A potential limitation of this research and of our cohort was the reliance on self-reported smoking status data. The social stigma of smoking in pregnancy may lead to under-reporting and therefore a response bias but few studies have investigated this.44 In a Scottish study, self-reported smoking status measured at 8–12 weeks gestation was noted to be 25% lower than that measured by serum cotinine at 15–16 weeks gestation.45 This could have been due to under-reporting of smoking habits; however, it is also likely that at least a proportion of this was due to relapse to smoking as gestation progresses. However, other research has shown a high correlation between self-reported smoking and biomedical markers within pregnant populations,15 ,46 suggesting that self-report measures can be a valid method of assessing smoking status in surveys such as ours. Furthermore, although recruitment was limited to Nottingham the observed demographic profile of smokers within the cohort is, given the composition of other cohorts, as expected and broadly representative of pregnant smokers generally.

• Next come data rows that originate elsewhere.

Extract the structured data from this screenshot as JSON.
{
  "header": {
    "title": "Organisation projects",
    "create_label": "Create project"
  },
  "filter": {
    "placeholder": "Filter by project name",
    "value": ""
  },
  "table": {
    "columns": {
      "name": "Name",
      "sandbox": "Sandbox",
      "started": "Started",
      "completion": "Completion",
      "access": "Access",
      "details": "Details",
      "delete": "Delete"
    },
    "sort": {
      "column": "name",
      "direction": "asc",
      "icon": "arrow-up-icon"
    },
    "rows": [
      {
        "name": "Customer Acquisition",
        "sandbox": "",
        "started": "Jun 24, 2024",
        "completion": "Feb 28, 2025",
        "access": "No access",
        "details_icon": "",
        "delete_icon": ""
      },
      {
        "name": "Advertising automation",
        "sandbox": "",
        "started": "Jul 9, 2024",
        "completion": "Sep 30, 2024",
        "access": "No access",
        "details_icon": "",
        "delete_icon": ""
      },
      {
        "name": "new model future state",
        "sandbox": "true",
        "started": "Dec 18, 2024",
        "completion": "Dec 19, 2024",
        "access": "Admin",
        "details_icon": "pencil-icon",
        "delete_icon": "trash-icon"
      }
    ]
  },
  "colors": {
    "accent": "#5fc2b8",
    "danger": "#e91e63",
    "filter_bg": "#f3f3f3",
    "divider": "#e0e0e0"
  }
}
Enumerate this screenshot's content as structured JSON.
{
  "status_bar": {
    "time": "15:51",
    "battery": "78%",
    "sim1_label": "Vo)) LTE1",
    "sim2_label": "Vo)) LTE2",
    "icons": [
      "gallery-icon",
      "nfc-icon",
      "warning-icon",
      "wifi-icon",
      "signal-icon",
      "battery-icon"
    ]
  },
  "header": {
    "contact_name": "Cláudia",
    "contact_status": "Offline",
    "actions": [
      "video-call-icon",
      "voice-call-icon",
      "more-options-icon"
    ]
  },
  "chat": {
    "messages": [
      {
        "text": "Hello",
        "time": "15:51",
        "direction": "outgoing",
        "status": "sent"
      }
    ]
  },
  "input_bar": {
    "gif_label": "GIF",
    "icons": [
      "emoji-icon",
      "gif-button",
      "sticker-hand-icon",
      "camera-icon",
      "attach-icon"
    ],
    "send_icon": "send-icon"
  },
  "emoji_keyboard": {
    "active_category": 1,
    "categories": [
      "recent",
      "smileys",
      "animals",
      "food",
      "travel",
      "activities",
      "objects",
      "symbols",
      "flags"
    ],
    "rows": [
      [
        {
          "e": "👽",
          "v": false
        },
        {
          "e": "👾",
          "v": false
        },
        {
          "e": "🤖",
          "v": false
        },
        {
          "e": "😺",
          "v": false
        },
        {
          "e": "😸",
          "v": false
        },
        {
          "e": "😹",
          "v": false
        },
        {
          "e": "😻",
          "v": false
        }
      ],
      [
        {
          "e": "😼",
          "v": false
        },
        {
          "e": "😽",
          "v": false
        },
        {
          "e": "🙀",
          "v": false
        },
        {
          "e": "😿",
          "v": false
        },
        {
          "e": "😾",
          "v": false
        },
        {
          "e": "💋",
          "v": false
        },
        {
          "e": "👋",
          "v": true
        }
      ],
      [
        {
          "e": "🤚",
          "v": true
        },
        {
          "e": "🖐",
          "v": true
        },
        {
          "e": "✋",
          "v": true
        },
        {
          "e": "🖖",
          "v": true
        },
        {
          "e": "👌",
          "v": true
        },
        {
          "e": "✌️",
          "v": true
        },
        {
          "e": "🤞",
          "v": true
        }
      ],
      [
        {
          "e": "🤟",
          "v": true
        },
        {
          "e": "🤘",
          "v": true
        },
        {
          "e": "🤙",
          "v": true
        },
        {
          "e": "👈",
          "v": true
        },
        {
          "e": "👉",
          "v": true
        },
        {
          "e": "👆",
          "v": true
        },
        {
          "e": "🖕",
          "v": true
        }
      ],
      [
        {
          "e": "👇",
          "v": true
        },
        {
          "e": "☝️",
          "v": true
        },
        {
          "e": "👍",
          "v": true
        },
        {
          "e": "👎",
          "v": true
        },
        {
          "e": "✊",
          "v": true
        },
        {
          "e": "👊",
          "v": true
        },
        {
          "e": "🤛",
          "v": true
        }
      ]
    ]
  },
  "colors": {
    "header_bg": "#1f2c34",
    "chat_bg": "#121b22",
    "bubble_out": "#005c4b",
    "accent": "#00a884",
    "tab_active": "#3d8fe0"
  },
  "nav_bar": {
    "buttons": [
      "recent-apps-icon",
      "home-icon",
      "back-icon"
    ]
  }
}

This cohort provides contemporary data source for investigating the phenomenon of smoking in pregnancy. We achieved a high response rate which has resulted in comprehensive population coverage. Future analyses using cohort data will attempt to gain greater understanding of smoking in pregnancy and, as the characteristics of cohort participants are similar to those of other white British smokers, findings from future studies will be most generalisable pregnant smokers from this social group.

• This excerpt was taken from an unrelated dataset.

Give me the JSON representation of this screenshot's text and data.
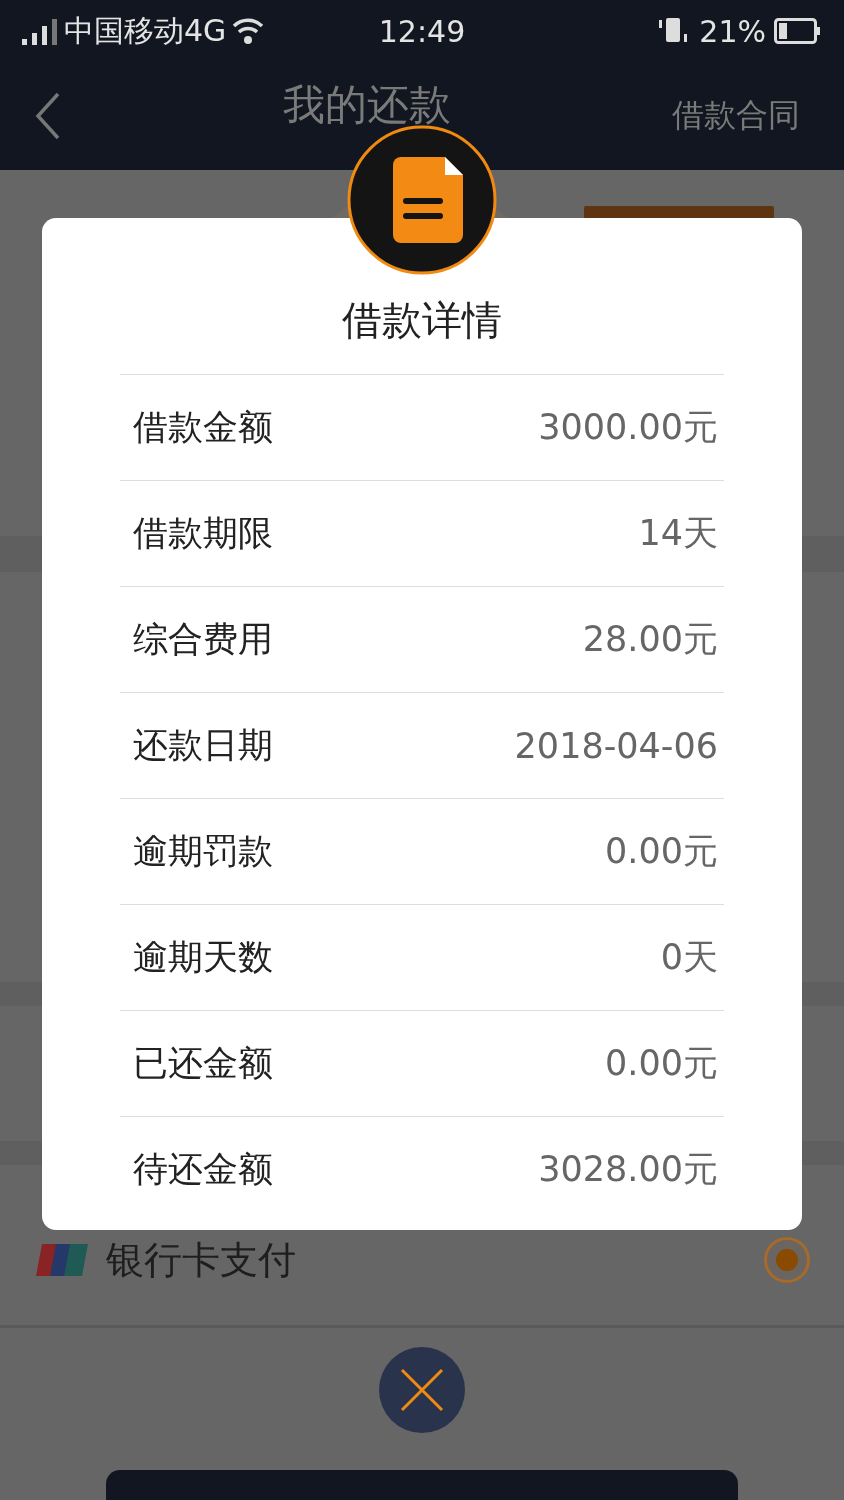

The authors would like to thank Nottingham University Hospital NHS Trust for facilitating this research. We also thank Rachel Whitemore for invaluable assistance in setting up this research. Tim Coleman acknowledges the support of the East Midlands Collaboration for Leadership in Applied Health Research and Care (CLARHC).
Contributors SO helped design the data collection process, recruited participants into the cohort and drafted and revised this manuscript. KB helped design the data collection process, recruited participants into the cohort and made substantial contributions to the preparation of this manuscript. SC helped conceive the study, made a substantial contribution to the development of the study protocol and questionnaires, assisted with day-to-day troubleshooting during the data-collection phase and contributed to the preparation of this manuscript. FN, MU, KEP, JL-B and SS all contributed to the development of the study protocol and questionnaires, contributing expertise in their own particular knowledge base, and to the preparation of this manuscript. NND contributed to the drafting and preparation of this manuscript. TC conceived the study and made substantial contributions to the development of the study protocol and questionnaires, and the preparation of this manuscript. All the authors read and approved the final manuscript.

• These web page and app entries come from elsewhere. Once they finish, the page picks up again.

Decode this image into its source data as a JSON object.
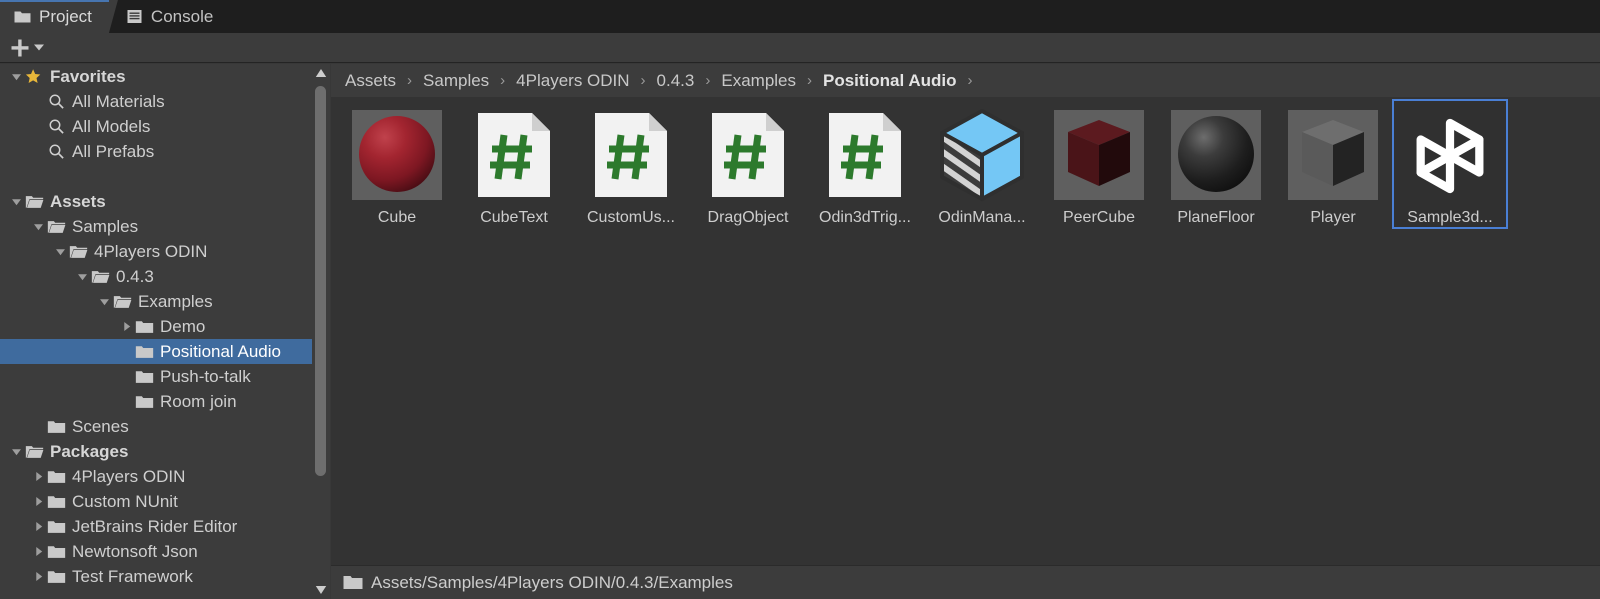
{
  "window": {
    "tabs": [
      {
        "label": "Project",
        "icon": "folder-icon",
        "active": true
      },
      {
        "label": "Console",
        "icon": "console-icon",
        "active": false
      }
    ]
  },
  "toolbar": {
    "add_label": "+",
    "add_icon": "plus-icon",
    "dropdown_icon": "chevron-down-icon",
    "search": {
      "value": "",
      "placeholder": "",
      "icon": "search-icon"
    }
  },
  "tree": {
    "items": [
      {
        "label": "Favorites",
        "indent": 0,
        "arrow": "down",
        "icon": "star-icon",
        "bold": true,
        "selected": false
      },
      {
        "label": "All Materials",
        "indent": 1,
        "arrow": "none",
        "icon": "search-icon",
        "bold": false,
        "selected": false
      },
      {
        "label": "All Models",
        "indent": 1,
        "arrow": "none",
        "icon": "search-icon",
        "bold": false,
        "selected": false
      },
      {
        "label": "All Prefabs",
        "indent": 1,
        "arrow": "none",
        "icon": "search-icon",
        "bold": false,
        "selected": false
      },
      {
        "label": "",
        "indent": 0,
        "arrow": "none",
        "icon": "none",
        "bold": false,
        "selected": false
      },
      {
        "label": "Assets",
        "indent": 0,
        "arrow": "down",
        "icon": "folder-open-icon",
        "bold": true,
        "selected": false
      },
      {
        "label": "Samples",
        "indent": 1,
        "arrow": "down",
        "icon": "folder-open-icon",
        "bold": false,
        "selected": false
      },
      {
        "label": "4Players ODIN",
        "indent": 2,
        "arrow": "down",
        "icon": "folder-open-icon",
        "bold": false,
        "selected": false
      },
      {
        "label": "0.4.3",
        "indent": 3,
        "arrow": "down",
        "icon": "folder-open-icon",
        "bold": false,
        "selected": false
      },
      {
        "label": "Examples",
        "indent": 4,
        "arrow": "down",
        "icon": "folder-open-icon",
        "bold": false,
        "selected": false
      },
      {
        "label": "Demo",
        "indent": 5,
        "arrow": "right",
        "icon": "folder-icon",
        "bold": false,
        "selected": false
      },
      {
        "label": "Positional Audio",
        "indent": 5,
        "arrow": "none",
        "icon": "folder-icon",
        "bold": false,
        "selected": true
      },
      {
        "label": "Push-to-talk",
        "indent": 5,
        "arrow": "none",
        "icon": "folder-icon",
        "bold": false,
        "selected": false
      },
      {
        "label": "Room join",
        "indent": 5,
        "arrow": "none",
        "icon": "folder-icon",
        "bold": false,
        "selected": false
      },
      {
        "label": "Scenes",
        "indent": 1,
        "arrow": "none",
        "icon": "folder-icon",
        "bold": false,
        "selected": false
      },
      {
        "label": "Packages",
        "indent": 0,
        "arrow": "down",
        "icon": "folder-open-icon",
        "bold": true,
        "selected": false
      },
      {
        "label": "4Players ODIN",
        "indent": 1,
        "arrow": "right",
        "icon": "folder-icon",
        "bold": false,
        "selected": false
      },
      {
        "label": "Custom NUnit",
        "indent": 1,
        "arrow": "right",
        "icon": "folder-icon",
        "bold": false,
        "selected": false
      },
      {
        "label": "JetBrains Rider Editor",
        "indent": 1,
        "arrow": "right",
        "icon": "folder-icon",
        "bold": false,
        "selected": false
      },
      {
        "label": "Newtonsoft Json",
        "indent": 1,
        "arrow": "right",
        "icon": "folder-icon",
        "bold": false,
        "selected": false
      },
      {
        "label": "Test Framework",
        "indent": 1,
        "arrow": "right",
        "icon": "folder-icon",
        "bold": false,
        "selected": false
      }
    ]
  },
  "breadcrumb": {
    "separator": "›",
    "items": [
      {
        "label": "Assets",
        "current": false
      },
      {
        "label": "Samples",
        "current": false
      },
      {
        "label": "4Players ODIN",
        "current": false
      },
      {
        "label": "0.4.3",
        "current": false
      },
      {
        "label": "Examples",
        "current": false
      },
      {
        "label": "Positional Audio",
        "current": true
      }
    ],
    "trailing_separator": "›"
  },
  "assets": [
    {
      "label": "Cube",
      "kind": "material-sphere-red",
      "selected": false
    },
    {
      "label": "CubeText",
      "kind": "csharp-script",
      "selected": false
    },
    {
      "label": "CustomUs...",
      "kind": "csharp-script",
      "selected": false
    },
    {
      "label": "DragObject",
      "kind": "csharp-script",
      "selected": false
    },
    {
      "label": "Odin3dTrig...",
      "kind": "csharp-script",
      "selected": false
    },
    {
      "label": "OdinMana...",
      "kind": "prefab-variant",
      "selected": false
    },
    {
      "label": "PeerCube",
      "kind": "mesh-cube-darkred",
      "selected": false
    },
    {
      "label": "PlaneFloor",
      "kind": "material-sphere-black",
      "selected": false
    },
    {
      "label": "Player",
      "kind": "mesh-cube-gray",
      "selected": false
    },
    {
      "label": "Sample3d...",
      "kind": "unity-scene",
      "selected": true
    }
  ],
  "statusbar": {
    "icon": "folder-icon",
    "path": "Assets/Samples/4Players ODIN/0.4.3/Examples"
  },
  "colors": {
    "selection_blue": "#3f6b9e",
    "selection_border": "#4a7fd4",
    "tab_accent": "#4775b0",
    "panel_bg": "#3c3c3c",
    "content_bg": "#333333",
    "script_green": "#2d7a2d"
  }
}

Funding This article presents independent research funded by the National Institute for Health Research (NIHR) under the Programme Grants for Applied Research (RP-PG-0109-10020).
Competing interests None.
Ethics approval The study was approved by Derbyshire Research Ethics Proportionate Review Sub-Committee (reference number 11/EM/0078).
Provenance and peer review Not commissioned; externally peer reviewed.
Data sharing statement No additional data are available.